- Exercise
Copy out each line featuring the string "support" from the entries beneath.

* * *

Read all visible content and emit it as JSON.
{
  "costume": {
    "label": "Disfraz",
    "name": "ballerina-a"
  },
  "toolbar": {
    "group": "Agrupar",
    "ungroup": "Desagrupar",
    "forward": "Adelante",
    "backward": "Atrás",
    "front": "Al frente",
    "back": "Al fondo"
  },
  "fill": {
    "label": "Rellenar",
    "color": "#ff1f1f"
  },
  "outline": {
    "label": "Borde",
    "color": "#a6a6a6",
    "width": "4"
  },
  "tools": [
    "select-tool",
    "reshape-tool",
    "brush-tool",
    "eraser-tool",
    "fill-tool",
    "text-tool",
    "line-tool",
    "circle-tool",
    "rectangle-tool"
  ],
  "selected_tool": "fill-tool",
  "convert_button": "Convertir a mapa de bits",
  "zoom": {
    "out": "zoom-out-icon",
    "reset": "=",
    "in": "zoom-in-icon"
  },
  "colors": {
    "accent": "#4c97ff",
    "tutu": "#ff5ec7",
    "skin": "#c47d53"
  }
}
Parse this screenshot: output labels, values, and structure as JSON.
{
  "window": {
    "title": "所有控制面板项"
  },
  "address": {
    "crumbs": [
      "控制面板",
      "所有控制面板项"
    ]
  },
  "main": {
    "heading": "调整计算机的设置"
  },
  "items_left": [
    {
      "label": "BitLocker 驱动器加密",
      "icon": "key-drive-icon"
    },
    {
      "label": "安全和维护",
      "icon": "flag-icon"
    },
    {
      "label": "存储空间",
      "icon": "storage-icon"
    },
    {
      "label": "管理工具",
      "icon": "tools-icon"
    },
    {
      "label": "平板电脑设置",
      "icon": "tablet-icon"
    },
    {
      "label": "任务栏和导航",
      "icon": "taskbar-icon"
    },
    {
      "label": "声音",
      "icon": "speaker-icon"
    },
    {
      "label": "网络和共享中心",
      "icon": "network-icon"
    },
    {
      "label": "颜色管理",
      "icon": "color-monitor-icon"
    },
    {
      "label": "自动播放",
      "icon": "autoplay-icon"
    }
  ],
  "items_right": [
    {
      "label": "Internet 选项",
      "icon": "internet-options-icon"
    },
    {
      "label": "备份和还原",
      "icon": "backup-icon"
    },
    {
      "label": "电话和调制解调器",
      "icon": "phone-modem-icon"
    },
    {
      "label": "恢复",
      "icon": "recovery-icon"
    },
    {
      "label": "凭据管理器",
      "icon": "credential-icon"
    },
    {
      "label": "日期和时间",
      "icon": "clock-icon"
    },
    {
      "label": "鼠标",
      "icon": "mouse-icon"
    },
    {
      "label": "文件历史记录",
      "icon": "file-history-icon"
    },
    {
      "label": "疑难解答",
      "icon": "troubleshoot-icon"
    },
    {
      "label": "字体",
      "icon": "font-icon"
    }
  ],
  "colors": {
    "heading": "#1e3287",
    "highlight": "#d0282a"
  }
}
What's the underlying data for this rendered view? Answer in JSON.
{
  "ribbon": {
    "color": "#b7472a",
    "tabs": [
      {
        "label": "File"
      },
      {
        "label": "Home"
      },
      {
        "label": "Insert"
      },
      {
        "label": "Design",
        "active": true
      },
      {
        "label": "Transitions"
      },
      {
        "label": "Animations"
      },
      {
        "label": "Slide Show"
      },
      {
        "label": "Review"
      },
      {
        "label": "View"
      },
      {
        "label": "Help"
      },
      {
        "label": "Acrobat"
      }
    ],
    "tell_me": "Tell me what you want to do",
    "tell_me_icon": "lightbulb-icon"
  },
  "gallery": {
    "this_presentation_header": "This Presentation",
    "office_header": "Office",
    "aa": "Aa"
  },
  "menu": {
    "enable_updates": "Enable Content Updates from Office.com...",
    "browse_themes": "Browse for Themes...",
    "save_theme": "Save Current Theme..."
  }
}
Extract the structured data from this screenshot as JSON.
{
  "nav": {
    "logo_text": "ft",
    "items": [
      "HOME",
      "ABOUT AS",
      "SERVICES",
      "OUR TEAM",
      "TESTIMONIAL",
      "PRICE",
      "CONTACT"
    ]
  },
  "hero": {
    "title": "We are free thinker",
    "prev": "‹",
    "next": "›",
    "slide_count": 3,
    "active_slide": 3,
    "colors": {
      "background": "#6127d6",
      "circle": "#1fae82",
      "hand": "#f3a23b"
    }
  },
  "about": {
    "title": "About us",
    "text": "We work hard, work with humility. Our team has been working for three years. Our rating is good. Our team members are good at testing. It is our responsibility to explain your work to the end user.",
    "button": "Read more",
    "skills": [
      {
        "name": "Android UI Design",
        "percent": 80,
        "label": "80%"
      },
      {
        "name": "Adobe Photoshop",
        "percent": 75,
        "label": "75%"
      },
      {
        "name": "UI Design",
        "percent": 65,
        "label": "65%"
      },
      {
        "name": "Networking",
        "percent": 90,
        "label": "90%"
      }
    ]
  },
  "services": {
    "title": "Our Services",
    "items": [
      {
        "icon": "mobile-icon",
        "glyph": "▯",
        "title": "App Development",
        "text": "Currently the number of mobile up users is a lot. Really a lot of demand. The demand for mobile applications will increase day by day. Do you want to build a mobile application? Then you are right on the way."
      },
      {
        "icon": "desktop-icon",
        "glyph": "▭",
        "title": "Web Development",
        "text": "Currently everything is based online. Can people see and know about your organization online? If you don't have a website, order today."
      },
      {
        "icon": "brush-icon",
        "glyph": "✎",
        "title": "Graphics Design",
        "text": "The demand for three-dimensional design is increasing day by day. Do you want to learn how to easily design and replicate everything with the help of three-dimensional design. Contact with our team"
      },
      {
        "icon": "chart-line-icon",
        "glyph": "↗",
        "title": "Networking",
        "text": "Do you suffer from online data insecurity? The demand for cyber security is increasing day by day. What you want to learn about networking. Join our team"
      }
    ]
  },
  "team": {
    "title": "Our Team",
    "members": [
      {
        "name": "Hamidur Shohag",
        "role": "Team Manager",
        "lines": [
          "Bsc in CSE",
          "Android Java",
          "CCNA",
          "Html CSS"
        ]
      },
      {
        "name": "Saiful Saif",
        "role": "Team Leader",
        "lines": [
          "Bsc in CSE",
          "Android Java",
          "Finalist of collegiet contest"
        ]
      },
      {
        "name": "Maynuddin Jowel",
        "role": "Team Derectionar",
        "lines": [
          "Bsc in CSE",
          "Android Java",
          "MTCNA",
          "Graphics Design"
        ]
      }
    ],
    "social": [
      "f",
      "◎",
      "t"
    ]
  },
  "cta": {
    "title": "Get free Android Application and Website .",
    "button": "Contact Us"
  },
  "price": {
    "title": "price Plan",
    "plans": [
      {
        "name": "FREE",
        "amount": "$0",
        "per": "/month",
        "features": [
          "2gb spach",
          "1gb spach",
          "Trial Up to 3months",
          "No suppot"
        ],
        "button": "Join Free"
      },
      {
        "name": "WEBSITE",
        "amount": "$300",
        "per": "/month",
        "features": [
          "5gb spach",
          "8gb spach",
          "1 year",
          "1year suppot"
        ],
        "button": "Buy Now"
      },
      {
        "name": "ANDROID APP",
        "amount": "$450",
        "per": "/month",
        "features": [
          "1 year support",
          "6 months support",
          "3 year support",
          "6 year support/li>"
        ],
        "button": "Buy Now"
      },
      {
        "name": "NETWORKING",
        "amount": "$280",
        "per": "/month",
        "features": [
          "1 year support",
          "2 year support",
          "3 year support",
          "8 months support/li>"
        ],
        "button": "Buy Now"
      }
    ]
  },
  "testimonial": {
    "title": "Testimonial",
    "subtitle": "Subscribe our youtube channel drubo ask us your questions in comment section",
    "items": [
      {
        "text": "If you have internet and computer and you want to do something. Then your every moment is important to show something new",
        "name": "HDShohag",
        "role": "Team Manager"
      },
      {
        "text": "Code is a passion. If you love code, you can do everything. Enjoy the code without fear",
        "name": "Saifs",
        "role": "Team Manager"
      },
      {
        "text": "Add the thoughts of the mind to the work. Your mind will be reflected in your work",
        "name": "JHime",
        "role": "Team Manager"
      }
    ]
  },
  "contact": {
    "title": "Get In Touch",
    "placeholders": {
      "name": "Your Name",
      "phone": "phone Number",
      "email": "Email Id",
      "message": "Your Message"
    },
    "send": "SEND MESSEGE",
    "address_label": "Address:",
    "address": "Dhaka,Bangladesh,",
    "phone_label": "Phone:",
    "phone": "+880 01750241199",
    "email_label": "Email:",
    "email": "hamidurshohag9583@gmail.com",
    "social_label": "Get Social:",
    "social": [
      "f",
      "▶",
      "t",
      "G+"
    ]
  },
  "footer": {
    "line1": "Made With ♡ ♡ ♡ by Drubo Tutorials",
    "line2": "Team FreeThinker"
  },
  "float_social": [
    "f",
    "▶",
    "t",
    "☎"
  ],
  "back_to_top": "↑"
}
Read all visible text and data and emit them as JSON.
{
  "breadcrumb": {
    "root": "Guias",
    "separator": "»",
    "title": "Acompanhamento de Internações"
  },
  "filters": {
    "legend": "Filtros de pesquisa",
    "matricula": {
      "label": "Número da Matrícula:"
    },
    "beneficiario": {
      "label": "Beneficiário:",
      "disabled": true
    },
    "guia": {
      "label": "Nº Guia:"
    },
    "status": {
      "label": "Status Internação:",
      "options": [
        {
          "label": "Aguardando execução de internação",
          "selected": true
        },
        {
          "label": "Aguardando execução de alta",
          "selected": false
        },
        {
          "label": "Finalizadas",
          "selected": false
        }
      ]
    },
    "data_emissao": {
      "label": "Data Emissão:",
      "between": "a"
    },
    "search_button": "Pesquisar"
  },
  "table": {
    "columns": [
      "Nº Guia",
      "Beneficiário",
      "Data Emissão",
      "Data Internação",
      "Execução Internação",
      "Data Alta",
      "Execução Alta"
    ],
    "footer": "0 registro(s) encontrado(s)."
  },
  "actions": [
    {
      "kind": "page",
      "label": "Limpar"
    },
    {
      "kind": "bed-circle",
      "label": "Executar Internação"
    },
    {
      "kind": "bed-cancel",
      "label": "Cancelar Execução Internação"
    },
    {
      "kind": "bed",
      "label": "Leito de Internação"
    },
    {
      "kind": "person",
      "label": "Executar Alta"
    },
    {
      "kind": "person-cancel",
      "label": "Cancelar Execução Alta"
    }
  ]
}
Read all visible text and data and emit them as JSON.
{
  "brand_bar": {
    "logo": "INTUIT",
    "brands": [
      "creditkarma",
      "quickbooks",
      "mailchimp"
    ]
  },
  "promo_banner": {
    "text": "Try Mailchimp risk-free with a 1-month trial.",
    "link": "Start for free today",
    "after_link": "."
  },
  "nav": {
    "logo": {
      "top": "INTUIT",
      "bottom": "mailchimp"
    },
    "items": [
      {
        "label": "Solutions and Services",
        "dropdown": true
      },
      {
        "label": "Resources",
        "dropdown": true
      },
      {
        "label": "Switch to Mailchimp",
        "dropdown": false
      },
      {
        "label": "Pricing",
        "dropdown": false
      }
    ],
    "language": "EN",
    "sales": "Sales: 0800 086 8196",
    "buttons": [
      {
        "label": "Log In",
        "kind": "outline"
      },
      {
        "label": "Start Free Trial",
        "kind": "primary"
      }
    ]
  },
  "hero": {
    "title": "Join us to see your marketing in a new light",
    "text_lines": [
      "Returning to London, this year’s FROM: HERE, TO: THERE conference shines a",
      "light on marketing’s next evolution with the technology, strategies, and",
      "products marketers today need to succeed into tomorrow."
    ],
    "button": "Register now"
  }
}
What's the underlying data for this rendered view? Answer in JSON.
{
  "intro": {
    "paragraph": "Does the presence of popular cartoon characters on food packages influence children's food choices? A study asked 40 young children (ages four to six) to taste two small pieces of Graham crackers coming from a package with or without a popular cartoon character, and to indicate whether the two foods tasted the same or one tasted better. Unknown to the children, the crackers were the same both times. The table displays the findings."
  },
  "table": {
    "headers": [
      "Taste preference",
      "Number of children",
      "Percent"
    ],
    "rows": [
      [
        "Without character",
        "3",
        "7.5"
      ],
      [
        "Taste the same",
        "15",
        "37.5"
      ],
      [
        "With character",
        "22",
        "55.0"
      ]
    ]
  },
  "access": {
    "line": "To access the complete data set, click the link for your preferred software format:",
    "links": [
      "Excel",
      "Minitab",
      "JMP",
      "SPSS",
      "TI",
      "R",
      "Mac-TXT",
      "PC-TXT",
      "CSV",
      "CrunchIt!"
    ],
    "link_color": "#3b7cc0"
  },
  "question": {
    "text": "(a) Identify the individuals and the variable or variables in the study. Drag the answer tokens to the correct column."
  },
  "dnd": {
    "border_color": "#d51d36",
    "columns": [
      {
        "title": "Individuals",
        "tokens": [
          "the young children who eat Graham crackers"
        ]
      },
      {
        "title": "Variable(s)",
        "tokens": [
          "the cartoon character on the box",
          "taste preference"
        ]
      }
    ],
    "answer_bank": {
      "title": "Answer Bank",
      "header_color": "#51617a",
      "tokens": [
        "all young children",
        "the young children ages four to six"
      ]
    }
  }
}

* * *

- Completed exercise
          "1 year support",
          "6 months support",
          "3 year support",
          "6 year support/li>"
          "1 year support",
          "2 year support",
          "3 year support",
          "8 months support/li>"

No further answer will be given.